(Component data from apps and pages)
== Segment start ==

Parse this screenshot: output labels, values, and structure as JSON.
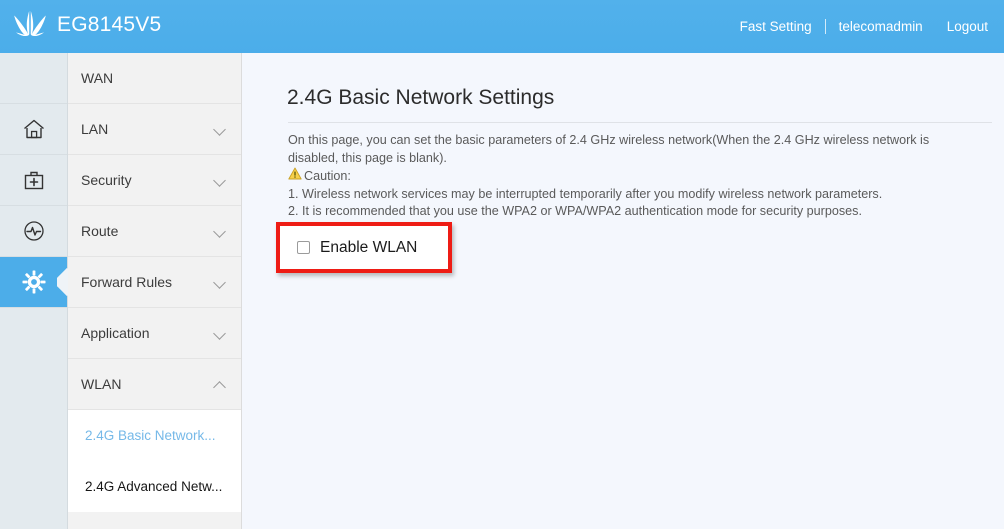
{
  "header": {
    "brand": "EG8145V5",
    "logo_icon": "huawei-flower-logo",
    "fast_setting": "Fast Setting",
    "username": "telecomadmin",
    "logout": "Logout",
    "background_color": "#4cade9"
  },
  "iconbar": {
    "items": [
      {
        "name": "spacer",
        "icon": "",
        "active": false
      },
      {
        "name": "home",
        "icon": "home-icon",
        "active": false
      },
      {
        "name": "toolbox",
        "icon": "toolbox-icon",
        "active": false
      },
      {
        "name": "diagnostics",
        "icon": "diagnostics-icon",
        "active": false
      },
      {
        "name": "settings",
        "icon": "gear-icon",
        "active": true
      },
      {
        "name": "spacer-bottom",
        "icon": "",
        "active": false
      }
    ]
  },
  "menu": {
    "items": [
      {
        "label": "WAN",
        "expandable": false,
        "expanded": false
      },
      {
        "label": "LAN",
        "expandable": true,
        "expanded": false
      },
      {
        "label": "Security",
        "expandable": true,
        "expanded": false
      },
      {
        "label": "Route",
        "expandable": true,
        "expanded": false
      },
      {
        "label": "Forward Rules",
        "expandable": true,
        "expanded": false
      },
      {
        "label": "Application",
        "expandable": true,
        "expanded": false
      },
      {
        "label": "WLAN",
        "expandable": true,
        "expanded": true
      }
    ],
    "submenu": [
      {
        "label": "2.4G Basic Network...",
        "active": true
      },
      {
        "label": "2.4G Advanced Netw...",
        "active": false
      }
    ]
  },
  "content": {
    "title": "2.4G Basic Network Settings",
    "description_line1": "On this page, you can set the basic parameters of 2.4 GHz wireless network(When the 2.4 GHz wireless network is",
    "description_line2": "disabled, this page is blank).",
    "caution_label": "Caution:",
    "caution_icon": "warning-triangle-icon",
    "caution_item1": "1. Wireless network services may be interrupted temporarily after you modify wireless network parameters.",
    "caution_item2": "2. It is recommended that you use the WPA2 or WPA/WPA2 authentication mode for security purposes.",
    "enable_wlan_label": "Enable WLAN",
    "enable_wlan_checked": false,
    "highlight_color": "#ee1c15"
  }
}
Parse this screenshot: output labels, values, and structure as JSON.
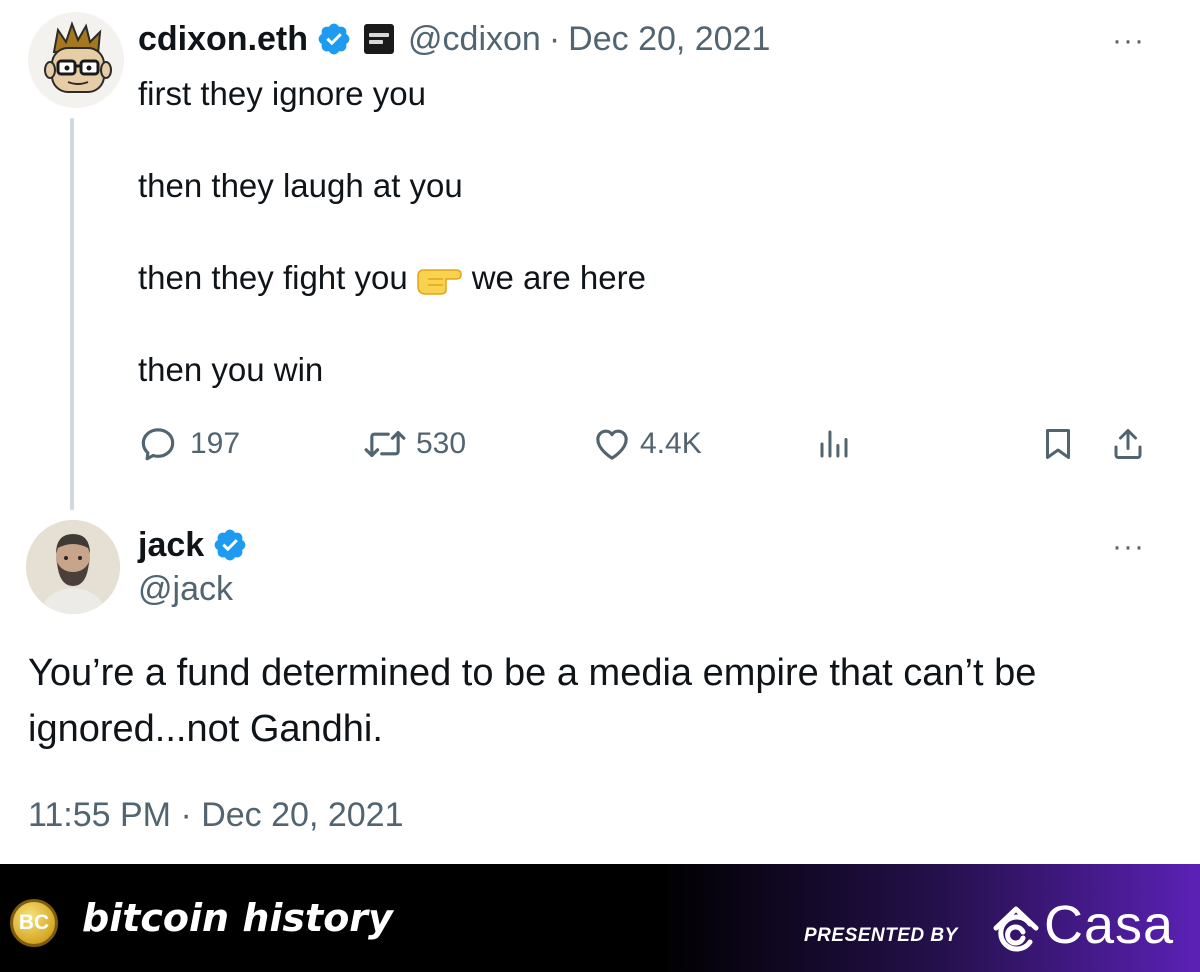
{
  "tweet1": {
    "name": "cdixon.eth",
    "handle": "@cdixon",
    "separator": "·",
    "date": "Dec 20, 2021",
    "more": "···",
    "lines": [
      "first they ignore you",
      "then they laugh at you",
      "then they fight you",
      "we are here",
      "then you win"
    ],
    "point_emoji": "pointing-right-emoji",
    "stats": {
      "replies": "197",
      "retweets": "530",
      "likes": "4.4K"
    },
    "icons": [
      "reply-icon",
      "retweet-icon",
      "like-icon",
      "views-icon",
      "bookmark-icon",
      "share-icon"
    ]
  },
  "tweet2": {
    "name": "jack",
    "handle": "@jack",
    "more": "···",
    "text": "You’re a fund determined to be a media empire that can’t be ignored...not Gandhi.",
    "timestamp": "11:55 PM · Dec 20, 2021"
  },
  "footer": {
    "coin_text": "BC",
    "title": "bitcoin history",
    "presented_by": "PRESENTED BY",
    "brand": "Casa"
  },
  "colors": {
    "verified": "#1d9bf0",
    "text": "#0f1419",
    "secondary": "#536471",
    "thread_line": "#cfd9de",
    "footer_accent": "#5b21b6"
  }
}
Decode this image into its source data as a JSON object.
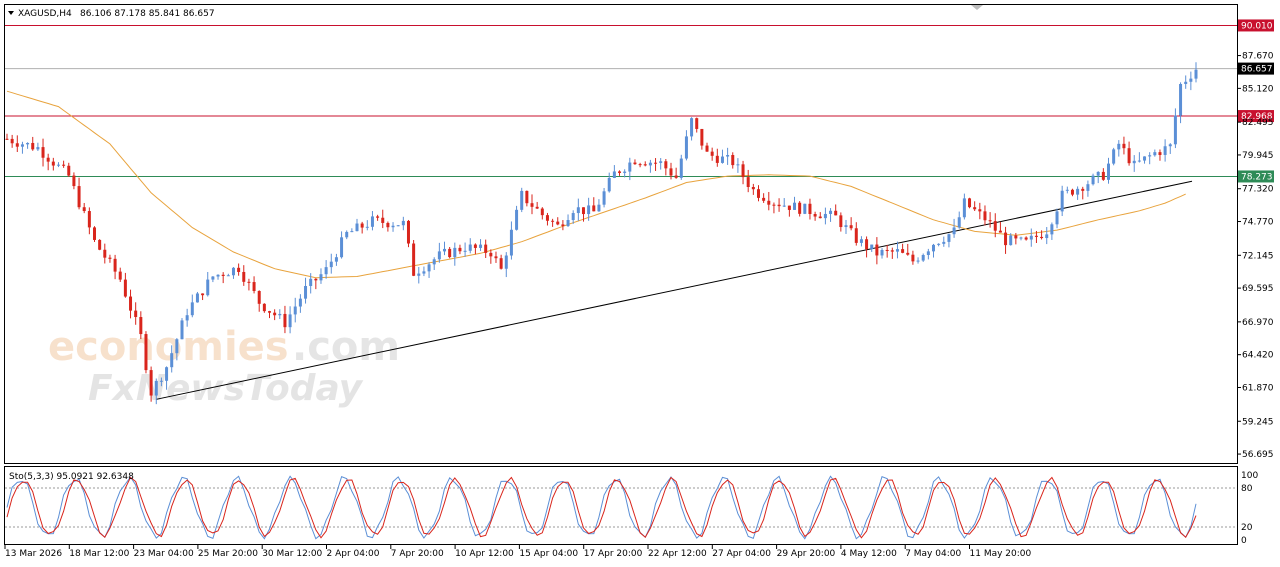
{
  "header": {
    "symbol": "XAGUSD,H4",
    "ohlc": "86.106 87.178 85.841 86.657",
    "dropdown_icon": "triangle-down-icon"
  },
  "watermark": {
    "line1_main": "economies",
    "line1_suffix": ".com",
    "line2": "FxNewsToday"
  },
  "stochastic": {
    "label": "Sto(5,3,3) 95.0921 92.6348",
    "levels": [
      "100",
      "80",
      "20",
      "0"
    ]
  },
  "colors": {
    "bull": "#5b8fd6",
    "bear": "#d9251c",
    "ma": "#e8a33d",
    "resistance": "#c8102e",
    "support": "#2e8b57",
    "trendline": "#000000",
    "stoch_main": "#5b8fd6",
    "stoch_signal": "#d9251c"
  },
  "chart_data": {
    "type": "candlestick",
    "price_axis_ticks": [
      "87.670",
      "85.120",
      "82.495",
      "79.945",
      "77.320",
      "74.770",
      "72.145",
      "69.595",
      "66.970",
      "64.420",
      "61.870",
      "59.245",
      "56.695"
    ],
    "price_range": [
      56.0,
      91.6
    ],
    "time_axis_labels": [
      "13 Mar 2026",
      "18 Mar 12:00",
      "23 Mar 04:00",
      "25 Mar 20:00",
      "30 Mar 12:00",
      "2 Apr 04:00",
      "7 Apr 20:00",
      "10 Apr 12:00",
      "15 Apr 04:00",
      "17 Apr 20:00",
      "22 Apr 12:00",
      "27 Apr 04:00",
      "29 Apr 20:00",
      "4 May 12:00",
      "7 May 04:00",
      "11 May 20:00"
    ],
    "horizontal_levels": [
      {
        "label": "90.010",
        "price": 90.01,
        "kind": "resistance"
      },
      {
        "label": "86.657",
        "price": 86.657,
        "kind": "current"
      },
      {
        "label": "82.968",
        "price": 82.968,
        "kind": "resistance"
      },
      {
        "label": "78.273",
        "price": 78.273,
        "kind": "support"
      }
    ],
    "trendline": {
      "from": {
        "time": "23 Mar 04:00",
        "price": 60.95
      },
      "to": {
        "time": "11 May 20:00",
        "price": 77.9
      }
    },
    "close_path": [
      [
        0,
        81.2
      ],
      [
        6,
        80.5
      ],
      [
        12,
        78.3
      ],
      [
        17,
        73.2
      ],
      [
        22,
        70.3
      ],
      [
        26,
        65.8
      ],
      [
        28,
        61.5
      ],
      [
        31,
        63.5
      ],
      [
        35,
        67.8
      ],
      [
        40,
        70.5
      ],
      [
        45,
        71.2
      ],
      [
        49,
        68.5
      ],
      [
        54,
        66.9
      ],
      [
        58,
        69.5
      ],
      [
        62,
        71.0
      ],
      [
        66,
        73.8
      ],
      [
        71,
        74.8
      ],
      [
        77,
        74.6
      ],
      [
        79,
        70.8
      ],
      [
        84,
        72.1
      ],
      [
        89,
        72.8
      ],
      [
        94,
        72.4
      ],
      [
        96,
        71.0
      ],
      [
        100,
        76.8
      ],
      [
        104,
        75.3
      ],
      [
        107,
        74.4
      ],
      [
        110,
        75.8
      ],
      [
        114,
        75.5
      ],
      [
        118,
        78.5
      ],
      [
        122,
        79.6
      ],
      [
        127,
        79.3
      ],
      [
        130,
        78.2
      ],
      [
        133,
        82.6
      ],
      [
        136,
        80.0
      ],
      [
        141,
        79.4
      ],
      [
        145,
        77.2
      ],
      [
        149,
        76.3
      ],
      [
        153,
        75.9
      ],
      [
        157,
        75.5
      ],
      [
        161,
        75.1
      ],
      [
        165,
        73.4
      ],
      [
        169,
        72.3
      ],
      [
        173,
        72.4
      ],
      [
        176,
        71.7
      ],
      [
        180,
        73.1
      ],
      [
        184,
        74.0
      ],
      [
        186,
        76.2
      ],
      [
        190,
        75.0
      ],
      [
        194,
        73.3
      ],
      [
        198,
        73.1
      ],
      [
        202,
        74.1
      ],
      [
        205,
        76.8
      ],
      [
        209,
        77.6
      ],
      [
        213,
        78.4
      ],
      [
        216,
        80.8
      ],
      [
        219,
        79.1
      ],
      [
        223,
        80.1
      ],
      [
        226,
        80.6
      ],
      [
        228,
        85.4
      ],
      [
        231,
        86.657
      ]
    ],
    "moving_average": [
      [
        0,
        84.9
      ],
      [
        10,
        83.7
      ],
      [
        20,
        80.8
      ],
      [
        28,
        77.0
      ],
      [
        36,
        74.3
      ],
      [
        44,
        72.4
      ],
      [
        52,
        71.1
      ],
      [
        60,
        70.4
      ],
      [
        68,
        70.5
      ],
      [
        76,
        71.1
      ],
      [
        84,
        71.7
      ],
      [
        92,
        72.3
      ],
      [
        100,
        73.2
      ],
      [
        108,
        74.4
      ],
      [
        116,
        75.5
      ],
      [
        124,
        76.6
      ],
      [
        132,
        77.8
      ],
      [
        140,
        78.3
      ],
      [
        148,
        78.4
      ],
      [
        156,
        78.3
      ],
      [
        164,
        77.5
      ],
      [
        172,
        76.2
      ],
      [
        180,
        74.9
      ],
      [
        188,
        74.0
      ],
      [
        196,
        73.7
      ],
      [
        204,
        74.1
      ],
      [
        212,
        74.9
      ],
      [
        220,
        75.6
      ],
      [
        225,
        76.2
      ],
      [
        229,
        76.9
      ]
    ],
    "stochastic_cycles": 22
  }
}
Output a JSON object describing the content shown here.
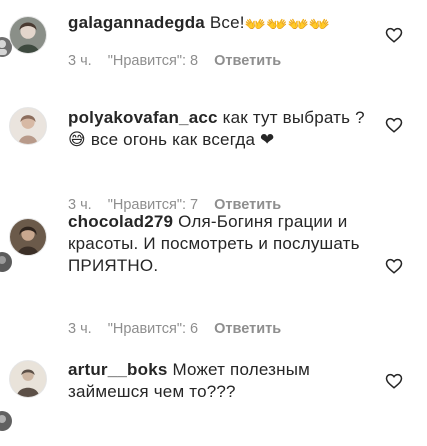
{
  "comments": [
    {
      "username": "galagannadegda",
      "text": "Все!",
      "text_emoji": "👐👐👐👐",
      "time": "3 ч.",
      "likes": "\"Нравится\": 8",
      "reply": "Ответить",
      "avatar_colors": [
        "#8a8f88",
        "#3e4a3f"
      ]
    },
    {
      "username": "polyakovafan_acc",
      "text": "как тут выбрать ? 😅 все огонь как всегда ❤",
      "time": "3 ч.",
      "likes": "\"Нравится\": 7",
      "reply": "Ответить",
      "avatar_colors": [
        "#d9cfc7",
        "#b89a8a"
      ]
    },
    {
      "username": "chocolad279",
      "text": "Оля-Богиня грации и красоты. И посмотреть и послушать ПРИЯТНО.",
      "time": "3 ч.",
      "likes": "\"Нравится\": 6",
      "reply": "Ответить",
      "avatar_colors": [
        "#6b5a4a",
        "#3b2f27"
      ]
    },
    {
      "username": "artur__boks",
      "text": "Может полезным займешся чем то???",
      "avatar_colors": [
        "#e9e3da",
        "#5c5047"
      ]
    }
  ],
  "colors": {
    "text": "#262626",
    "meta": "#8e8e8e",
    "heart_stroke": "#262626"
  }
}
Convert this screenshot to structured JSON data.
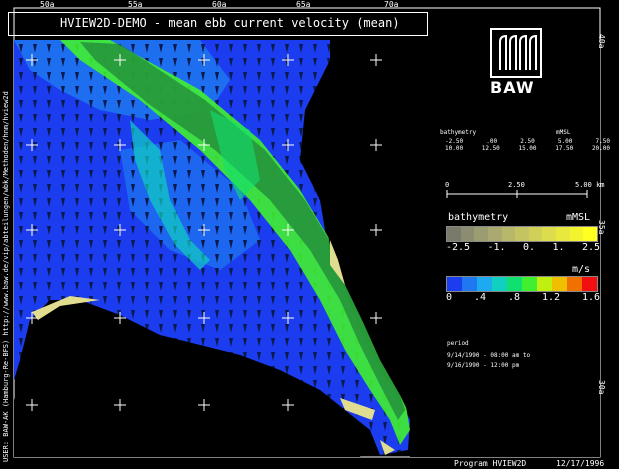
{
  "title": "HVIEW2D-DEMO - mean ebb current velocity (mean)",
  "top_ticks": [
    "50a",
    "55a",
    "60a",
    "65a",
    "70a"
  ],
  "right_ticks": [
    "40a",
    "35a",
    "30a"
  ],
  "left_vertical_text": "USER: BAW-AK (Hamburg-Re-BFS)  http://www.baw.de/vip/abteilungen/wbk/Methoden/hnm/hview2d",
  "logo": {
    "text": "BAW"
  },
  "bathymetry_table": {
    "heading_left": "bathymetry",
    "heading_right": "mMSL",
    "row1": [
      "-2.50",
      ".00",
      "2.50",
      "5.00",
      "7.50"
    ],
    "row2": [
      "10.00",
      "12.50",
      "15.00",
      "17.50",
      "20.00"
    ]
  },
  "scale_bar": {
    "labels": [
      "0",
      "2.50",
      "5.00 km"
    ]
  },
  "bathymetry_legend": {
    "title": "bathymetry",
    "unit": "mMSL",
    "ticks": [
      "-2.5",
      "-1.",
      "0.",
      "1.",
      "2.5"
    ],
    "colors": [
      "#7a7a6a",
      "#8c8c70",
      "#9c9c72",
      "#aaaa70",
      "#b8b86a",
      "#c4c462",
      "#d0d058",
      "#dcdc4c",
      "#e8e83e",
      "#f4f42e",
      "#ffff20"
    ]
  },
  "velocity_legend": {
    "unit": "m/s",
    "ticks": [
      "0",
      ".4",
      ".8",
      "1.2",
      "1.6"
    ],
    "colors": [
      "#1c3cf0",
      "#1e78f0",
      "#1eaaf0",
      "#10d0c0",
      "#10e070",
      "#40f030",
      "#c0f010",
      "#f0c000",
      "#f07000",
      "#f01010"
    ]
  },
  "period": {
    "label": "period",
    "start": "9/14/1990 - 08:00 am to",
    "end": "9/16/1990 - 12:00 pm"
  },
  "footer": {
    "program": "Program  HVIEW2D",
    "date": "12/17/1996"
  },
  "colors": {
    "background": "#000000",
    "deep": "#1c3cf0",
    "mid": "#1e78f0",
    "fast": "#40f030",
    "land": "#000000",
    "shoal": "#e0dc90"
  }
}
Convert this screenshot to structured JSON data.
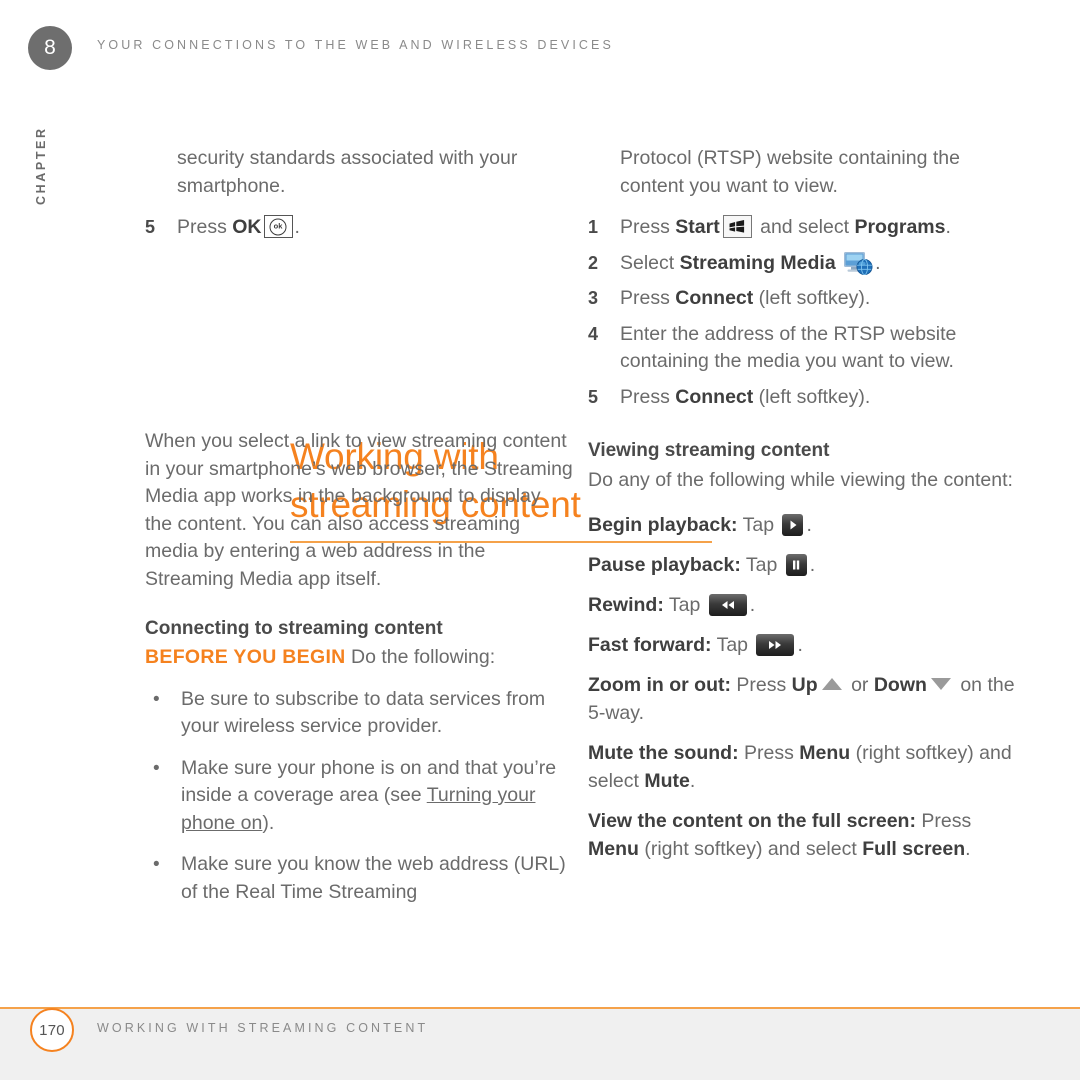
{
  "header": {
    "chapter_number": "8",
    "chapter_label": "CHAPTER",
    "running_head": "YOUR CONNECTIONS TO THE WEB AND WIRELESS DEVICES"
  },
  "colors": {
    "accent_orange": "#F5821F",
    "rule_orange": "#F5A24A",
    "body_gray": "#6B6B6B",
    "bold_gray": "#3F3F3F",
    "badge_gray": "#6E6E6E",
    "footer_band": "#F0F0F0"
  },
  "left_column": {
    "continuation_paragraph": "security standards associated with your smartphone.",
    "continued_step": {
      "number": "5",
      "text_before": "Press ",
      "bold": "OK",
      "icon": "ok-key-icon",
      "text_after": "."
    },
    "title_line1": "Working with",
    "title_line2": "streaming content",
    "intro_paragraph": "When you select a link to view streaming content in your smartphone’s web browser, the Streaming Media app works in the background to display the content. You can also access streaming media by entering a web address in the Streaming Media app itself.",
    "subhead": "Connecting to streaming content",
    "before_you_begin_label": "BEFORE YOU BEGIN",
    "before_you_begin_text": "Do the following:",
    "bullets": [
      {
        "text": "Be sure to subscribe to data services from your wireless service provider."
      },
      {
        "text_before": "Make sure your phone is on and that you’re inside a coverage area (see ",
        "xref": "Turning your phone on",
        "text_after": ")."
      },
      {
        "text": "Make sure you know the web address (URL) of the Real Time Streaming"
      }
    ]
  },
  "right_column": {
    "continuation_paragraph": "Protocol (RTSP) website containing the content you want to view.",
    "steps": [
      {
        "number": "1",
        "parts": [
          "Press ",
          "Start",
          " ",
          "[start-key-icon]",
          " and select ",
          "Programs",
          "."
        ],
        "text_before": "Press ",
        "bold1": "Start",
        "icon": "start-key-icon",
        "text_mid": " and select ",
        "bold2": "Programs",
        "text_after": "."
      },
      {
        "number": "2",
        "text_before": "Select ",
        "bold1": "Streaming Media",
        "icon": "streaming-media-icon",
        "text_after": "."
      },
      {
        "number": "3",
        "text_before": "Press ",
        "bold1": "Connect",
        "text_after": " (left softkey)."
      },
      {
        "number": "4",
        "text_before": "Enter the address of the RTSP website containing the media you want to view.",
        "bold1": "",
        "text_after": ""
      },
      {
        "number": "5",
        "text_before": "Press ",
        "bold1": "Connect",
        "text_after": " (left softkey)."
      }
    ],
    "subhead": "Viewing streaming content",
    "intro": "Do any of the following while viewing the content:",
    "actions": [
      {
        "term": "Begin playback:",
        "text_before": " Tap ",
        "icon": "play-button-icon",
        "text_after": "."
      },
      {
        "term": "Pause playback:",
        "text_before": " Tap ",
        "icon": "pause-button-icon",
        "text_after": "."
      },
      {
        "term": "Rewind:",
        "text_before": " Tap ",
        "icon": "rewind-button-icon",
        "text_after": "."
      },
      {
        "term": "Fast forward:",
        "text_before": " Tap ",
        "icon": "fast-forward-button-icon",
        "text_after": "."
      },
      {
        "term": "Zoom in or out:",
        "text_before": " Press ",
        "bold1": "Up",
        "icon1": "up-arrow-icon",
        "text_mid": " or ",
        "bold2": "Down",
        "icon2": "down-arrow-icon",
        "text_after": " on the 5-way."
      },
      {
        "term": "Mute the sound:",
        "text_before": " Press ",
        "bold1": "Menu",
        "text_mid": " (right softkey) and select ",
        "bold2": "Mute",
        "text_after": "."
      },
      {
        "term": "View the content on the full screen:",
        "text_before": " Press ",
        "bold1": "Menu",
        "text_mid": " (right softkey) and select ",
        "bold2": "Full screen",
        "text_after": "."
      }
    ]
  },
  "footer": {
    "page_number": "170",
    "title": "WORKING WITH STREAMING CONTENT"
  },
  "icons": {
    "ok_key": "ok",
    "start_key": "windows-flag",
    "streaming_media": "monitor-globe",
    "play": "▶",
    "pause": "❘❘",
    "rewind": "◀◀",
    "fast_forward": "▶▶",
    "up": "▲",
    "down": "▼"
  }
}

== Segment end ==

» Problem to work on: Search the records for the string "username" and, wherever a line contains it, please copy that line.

» Exercise response:
    "username": "telecomadmin",
      "username": "galagannadegda",
      "username": "polyakovafan_acc",
      "username": "chocolad279",
      "username": "artur__boks",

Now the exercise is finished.